I've lived near this historical—a word here meaning "of interest only to history nerds"—site for 17 years and never visited. They do not help this with their strange hours, but still. I like history and old buildings, and there one is.
The building was completed in 1855, after the original burned down in '51. It was shared with local Freemasons, who met on the 2nd floor, while the seminary occupied the 1st. The school was opened in 1838, and closed in or around 1888, and fell into disrepair. At one point in the 1970s, it was almost torn down and the land used for a Dairy Queen. Some citizens raised a ruckus and got it onto the National Register of Historic Places, and it was eventually restored.
The 1st floor had been kept as a schoolroom, with the original blackboard and fireplaces; then 2nd floor now houses a small museum with artifacts from the building and surrounding area, including some found during the restoring, such as paddles that had been hidden, presumably by students, under the stairs.
Fun fact: Roba Stanley, supposedly the 1st woman to record country music, was from the area. The museum has her guitar (which is a typically crappy early 20th century acoustic). Not that impressive a fun fact, I suppose, but we take what we can get.
The grounds of the Seminary also house the transplanted Isaac Adair House, which was built in 1827, and is also on the National Register of Historic Places. It's a pretty boring-looking house, until you consider that it's almost 200 years old and in remarkably good condition for its age.

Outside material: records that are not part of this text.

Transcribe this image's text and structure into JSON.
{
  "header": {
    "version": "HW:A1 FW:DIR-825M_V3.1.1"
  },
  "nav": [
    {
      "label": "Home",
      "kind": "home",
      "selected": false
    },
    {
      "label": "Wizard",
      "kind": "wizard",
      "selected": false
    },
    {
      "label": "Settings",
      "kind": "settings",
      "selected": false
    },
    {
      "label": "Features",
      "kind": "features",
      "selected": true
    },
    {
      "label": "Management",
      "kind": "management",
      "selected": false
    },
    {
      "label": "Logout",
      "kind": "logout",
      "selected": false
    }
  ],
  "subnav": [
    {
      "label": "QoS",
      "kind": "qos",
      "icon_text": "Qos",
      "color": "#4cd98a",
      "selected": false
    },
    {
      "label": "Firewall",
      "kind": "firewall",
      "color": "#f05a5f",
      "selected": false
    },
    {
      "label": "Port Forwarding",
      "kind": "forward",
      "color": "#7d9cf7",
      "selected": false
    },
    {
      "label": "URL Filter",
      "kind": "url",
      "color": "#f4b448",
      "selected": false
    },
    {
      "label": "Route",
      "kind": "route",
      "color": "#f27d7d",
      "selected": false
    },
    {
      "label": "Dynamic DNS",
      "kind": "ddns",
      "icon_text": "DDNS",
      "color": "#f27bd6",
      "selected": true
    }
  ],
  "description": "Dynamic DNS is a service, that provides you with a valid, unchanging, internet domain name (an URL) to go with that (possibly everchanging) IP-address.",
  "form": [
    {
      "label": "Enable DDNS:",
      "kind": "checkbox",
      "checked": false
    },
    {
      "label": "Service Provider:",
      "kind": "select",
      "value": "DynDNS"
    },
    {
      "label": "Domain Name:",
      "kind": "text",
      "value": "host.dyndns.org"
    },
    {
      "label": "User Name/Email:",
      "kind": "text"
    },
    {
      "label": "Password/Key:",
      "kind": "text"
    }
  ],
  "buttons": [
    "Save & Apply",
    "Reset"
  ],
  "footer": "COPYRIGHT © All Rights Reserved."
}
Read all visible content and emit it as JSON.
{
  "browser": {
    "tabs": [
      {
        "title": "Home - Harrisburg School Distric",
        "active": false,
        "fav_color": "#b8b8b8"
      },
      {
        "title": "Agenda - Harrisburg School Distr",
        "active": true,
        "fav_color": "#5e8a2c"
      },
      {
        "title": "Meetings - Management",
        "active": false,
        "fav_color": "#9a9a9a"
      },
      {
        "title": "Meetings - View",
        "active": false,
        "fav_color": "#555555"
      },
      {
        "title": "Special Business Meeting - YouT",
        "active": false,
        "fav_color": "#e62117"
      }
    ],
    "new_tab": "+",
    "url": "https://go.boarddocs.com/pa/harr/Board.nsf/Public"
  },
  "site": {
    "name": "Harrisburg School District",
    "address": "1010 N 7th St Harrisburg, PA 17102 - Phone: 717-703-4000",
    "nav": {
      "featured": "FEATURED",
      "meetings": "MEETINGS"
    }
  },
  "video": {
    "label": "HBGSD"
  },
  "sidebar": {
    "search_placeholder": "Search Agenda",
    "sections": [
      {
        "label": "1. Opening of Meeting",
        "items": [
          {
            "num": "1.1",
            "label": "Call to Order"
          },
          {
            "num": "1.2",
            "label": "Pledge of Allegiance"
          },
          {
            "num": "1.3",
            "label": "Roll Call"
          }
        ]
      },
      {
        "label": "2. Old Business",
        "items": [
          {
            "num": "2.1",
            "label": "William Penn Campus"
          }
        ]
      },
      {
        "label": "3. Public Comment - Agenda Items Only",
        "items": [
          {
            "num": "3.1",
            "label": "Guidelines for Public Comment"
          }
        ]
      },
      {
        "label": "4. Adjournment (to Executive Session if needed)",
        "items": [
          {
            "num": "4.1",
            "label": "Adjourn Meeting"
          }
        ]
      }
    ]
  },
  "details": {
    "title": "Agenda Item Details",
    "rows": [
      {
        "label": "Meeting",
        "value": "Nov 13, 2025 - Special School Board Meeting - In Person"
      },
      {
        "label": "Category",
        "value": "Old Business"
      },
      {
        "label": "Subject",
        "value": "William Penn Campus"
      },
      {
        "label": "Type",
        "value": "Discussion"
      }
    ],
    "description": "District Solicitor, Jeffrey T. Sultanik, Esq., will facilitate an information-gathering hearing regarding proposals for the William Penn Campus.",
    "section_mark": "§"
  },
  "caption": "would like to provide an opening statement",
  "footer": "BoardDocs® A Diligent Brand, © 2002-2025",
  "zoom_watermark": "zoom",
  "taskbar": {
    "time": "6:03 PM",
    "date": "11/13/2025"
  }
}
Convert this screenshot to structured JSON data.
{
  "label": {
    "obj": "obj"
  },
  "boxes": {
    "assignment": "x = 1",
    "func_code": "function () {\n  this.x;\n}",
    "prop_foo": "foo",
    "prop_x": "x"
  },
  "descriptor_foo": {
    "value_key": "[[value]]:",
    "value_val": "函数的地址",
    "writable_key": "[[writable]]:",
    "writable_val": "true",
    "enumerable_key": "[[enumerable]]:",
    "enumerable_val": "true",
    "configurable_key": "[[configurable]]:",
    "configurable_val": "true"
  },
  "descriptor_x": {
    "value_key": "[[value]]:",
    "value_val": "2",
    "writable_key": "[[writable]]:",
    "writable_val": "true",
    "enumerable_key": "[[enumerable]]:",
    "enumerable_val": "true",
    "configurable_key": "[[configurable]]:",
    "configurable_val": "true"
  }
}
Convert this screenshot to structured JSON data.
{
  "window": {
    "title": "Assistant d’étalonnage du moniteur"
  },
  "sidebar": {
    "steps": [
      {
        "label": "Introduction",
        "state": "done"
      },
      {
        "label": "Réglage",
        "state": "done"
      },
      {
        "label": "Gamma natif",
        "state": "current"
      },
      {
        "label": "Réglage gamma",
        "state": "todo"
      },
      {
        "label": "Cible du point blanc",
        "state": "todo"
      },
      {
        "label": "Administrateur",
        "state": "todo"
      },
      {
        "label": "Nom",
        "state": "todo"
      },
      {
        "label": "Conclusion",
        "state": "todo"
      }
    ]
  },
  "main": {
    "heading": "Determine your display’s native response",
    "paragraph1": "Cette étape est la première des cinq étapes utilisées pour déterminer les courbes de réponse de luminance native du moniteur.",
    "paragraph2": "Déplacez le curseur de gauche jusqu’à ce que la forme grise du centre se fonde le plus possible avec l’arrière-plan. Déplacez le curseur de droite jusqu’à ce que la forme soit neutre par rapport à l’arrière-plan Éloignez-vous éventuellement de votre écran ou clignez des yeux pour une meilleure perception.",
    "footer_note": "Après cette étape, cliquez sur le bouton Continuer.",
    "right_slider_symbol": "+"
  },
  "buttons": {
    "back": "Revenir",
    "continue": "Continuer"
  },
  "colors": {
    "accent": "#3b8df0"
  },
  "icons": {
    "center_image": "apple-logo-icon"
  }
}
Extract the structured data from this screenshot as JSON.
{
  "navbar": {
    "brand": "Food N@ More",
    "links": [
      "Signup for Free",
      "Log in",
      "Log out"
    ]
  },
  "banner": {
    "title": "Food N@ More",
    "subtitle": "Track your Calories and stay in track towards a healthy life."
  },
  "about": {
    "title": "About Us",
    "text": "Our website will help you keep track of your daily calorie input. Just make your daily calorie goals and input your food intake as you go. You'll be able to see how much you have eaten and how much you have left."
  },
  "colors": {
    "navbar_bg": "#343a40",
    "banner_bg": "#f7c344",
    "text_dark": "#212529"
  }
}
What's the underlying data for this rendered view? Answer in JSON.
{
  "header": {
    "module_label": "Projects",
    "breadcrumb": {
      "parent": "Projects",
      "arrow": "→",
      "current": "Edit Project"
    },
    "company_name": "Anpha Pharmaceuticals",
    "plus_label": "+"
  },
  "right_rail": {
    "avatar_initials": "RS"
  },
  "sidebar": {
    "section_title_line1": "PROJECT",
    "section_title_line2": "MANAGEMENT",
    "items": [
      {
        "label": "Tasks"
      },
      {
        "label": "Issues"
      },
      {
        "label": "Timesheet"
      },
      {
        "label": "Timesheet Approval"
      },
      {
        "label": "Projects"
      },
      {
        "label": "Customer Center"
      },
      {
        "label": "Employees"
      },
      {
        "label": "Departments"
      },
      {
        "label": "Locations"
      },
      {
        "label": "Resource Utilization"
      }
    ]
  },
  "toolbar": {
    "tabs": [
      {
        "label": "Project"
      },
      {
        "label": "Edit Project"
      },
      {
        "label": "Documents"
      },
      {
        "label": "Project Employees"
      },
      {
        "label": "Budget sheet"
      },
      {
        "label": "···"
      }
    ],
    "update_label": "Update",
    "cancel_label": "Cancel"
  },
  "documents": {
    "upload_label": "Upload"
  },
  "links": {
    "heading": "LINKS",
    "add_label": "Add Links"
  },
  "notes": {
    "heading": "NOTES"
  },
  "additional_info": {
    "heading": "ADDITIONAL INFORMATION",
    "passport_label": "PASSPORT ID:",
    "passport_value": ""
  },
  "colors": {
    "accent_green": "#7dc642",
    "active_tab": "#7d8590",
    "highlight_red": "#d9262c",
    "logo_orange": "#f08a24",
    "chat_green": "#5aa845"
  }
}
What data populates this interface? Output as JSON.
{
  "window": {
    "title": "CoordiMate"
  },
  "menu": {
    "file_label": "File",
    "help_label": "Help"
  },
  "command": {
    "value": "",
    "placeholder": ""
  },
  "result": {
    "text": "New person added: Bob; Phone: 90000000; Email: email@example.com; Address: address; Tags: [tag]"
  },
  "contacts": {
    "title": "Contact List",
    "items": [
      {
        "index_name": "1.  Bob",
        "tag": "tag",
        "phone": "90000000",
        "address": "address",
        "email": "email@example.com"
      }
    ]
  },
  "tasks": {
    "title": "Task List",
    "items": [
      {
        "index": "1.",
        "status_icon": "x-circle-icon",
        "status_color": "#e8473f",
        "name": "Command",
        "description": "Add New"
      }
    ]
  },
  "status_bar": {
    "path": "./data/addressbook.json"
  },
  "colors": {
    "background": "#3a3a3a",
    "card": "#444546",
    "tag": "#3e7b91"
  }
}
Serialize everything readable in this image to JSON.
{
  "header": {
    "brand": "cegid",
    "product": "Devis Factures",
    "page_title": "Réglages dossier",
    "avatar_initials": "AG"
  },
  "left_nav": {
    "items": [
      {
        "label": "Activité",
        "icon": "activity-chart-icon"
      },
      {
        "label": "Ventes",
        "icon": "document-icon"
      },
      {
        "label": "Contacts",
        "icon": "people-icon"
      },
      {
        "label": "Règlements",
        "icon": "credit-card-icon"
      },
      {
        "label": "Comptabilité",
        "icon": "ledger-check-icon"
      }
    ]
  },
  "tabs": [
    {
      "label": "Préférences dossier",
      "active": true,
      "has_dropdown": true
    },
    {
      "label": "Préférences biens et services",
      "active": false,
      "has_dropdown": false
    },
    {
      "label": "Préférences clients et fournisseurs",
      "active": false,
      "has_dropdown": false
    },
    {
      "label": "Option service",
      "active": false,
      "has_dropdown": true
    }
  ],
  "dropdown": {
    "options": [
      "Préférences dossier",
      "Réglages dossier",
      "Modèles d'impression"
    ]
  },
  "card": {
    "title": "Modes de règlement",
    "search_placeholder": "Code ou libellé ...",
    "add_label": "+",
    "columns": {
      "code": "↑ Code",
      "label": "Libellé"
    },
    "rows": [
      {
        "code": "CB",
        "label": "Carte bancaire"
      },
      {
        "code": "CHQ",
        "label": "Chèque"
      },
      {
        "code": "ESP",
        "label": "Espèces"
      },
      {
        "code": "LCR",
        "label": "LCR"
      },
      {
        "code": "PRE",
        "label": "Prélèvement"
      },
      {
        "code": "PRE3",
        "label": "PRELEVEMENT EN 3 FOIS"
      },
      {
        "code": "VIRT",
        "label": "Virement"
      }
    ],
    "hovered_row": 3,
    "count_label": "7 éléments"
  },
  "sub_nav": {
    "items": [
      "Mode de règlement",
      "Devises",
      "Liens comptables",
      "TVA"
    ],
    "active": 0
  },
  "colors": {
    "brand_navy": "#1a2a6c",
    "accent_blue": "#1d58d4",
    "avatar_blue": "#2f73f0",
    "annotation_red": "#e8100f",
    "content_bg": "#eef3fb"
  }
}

This place isn't overly exciting, but it's a decent enough way to spend an hour on an unseasonably pleasant January Saturday. Plus, the nice girl working the museum told me about some other historic sites around here that I've (obviously, since I didn't know they existed) never visited. That'll help get the new things count up there.